== PROVIDED ENTRIES ==

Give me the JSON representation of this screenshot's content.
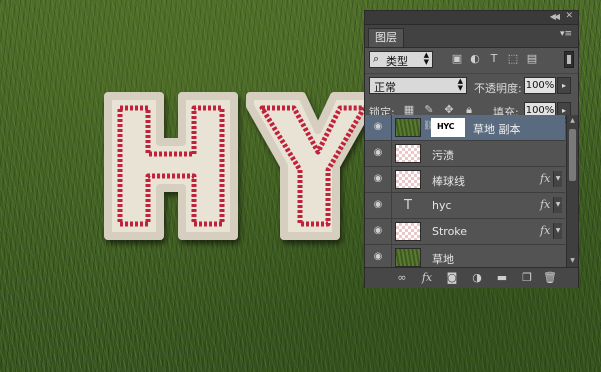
{
  "colors": {
    "panel_bg": "#535353",
    "selected_layer": "#5a6b80",
    "stitch_red": "#c0243a",
    "patch_white": "#e9e3d6",
    "grass": "#3f5f24"
  },
  "panel": {
    "tab_label": "图层",
    "filter": {
      "search_icon": "search-icon",
      "selected": "类型",
      "icons": [
        "image-filter-icon",
        "adjustment-filter-icon",
        "text-filter-icon",
        "shape-filter-icon",
        "smart-object-filter-icon"
      ]
    },
    "blend_mode": "正常",
    "opacity_label": "不透明度:",
    "opacity_value": "100%",
    "lock_label": "锁定:",
    "lock_icons": [
      "lock-transparent-pixels-icon",
      "lock-image-pixels-icon",
      "lock-position-icon",
      "lock-all-icon"
    ],
    "fill_label": "填充:",
    "fill_value": "100%",
    "layers": [
      {
        "name": "草地 副本",
        "thumb": "grass",
        "mask_text": "HYC",
        "selected": true,
        "fx": false
      },
      {
        "name": "污渍",
        "thumb": "transparent",
        "selected": false,
        "fx": false
      },
      {
        "name": "棒球线",
        "thumb": "transparent",
        "selected": false,
        "fx": true
      },
      {
        "name": "hyc",
        "thumb": "type",
        "selected": false,
        "fx": true
      },
      {
        "name": "Stroke",
        "thumb": "transparent",
        "selected": false,
        "fx": true
      },
      {
        "name": "草地",
        "thumb": "grass",
        "selected": false,
        "fx": false
      }
    ],
    "fx_label": "fx",
    "footer_icons": [
      "link-layers-icon",
      "add-layer-style-icon",
      "add-mask-icon",
      "new-adjustment-layer-icon",
      "new-group-icon",
      "new-layer-icon",
      "delete-layer-icon"
    ]
  },
  "canvas": {
    "artwork_text": "HY"
  }
}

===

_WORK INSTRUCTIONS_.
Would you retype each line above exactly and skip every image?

_PROBLEM SOLUTION_.
Give me the JSON representation of this screenshot's content.
{
  "colors": {
    "panel_bg": "#535353",
    "selected_layer": "#5a6b80",
    "stitch_red": "#c0243a",
    "patch_white": "#e9e3d6",
    "grass": "#3f5f24"
  },
  "panel": {
    "tab_label": "图层",
    "filter": {
      "search_icon": "search-icon",
      "selected": "类型",
      "icons": [
        "image-filter-icon",
        "adjustment-filter-icon",
        "text-filter-icon",
        "shape-filter-icon",
        "smart-object-filter-icon"
      ]
    },
    "blend_mode": "正常",
    "opacity_label": "不透明度:",
    "opacity_value": "100%",
    "lock_label": "锁定:",
    "lock_icons": [
      "lock-transparent-pixels-icon",
      "lock-image-pixels-icon",
      "lock-position-icon",
      "lock-all-icon"
    ],
    "fill_label": "填充:",
    "fill_value": "100%",
    "layers": [
      {
        "name": "草地 副本",
        "thumb": "grass",
        "mask_text": "HYC",
        "selected": true,
        "fx": false
      },
      {
        "name": "污渍",
        "thumb": "transparent",
        "selected": false,
        "fx": false
      },
      {
        "name": "棒球线",
        "thumb": "transparent",
        "selected": false,
        "fx": true
      },
      {
        "name": "hyc",
        "thumb": "type",
        "selected": false,
        "fx": true
      },
      {
        "name": "Stroke",
        "thumb": "transparent",
        "selected": false,
        "fx": true
      },
      {
        "name": "草地",
        "thumb": "grass",
        "selected": false,
        "fx": false
      }
    ],
    "fx_label": "fx",
    "footer_icons": [
      "link-layers-icon",
      "add-layer-style-icon",
      "add-mask-icon",
      "new-adjustment-layer-icon",
      "new-group-icon",
      "new-layer-icon",
      "delete-layer-icon"
    ]
  },
  "canvas": {
    "artwork_text": "HY"
  }
}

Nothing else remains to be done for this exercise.